• [EXERCISE DETAILS] Lines holding the string "class": copy each one from the listing below.
── EXERCISE DATA ──
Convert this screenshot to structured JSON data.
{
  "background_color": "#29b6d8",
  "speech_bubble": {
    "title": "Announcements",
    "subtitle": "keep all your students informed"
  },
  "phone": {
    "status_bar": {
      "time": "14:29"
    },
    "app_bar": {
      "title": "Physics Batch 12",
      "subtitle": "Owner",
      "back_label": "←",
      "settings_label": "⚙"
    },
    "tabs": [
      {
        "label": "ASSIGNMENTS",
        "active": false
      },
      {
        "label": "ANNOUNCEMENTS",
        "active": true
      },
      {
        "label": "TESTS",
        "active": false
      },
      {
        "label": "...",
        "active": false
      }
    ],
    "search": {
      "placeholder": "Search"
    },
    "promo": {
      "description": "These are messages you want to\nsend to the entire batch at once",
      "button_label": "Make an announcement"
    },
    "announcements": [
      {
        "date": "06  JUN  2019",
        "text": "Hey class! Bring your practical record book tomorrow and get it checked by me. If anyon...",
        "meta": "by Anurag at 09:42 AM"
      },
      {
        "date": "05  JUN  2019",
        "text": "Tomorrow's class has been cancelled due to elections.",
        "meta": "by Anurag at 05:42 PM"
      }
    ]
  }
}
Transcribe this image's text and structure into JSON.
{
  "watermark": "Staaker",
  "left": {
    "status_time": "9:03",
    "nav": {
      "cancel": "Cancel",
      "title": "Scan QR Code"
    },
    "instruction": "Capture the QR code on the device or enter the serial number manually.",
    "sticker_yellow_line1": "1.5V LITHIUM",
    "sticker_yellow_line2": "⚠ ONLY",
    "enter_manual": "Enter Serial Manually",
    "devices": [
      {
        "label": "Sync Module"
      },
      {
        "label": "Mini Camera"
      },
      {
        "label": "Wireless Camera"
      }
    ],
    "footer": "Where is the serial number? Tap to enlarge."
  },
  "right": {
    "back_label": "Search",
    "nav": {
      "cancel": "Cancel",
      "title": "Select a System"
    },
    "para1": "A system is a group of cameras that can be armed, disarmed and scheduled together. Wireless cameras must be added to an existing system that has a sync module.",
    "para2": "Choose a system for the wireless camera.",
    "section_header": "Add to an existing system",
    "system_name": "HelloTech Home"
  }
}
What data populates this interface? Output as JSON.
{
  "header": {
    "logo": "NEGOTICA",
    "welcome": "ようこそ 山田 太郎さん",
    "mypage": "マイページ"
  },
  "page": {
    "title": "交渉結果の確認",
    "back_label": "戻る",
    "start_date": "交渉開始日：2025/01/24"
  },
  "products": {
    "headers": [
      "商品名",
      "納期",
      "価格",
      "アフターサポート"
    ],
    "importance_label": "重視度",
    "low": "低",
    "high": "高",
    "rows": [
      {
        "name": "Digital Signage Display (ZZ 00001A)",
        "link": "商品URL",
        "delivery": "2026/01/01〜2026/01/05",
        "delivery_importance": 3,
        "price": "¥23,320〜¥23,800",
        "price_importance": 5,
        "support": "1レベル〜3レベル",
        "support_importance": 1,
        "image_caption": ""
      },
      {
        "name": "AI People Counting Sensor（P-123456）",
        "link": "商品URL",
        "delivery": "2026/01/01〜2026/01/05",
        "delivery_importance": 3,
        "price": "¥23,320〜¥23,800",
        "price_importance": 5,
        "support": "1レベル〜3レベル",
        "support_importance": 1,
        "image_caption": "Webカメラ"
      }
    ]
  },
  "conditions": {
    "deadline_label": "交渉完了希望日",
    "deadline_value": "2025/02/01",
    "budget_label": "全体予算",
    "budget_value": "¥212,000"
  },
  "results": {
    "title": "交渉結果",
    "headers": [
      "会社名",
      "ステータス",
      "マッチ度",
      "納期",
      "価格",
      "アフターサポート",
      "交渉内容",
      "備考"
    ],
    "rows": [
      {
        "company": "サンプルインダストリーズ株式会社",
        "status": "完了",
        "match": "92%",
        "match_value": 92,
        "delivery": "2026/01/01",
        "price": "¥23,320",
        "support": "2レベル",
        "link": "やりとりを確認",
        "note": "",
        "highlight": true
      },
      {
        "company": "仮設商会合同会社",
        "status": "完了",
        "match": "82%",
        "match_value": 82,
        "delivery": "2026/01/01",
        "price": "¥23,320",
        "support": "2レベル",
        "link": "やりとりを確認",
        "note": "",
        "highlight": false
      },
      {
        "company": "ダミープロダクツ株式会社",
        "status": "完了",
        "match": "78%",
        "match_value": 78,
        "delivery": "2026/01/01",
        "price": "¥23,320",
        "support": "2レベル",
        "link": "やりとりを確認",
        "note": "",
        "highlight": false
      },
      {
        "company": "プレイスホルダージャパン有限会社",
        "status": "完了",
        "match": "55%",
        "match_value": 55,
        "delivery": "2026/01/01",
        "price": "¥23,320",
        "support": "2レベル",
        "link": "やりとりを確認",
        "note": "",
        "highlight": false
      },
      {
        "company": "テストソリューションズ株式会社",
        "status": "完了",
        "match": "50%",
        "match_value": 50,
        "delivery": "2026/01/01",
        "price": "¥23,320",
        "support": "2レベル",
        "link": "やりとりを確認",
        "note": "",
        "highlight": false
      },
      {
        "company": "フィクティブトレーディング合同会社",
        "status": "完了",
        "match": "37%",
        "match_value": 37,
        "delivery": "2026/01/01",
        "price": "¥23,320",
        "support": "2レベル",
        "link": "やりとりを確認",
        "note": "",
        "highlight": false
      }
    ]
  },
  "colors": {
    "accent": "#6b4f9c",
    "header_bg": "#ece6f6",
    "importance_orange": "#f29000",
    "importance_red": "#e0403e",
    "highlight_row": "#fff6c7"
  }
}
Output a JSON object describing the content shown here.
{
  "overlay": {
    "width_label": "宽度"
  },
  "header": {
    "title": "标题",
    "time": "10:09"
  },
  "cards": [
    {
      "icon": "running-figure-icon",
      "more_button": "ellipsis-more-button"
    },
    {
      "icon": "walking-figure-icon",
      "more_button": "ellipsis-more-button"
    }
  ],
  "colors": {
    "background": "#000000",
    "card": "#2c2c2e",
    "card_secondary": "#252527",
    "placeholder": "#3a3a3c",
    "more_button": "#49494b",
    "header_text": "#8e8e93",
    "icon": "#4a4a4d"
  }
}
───
• [PROBLEM SOLUTION]
        "text": "Hey class! Bring your practical record book tomorrow and get it checked by me. If anyon...",
        "text": "Tomorrow's class has been cancelled due to elections.",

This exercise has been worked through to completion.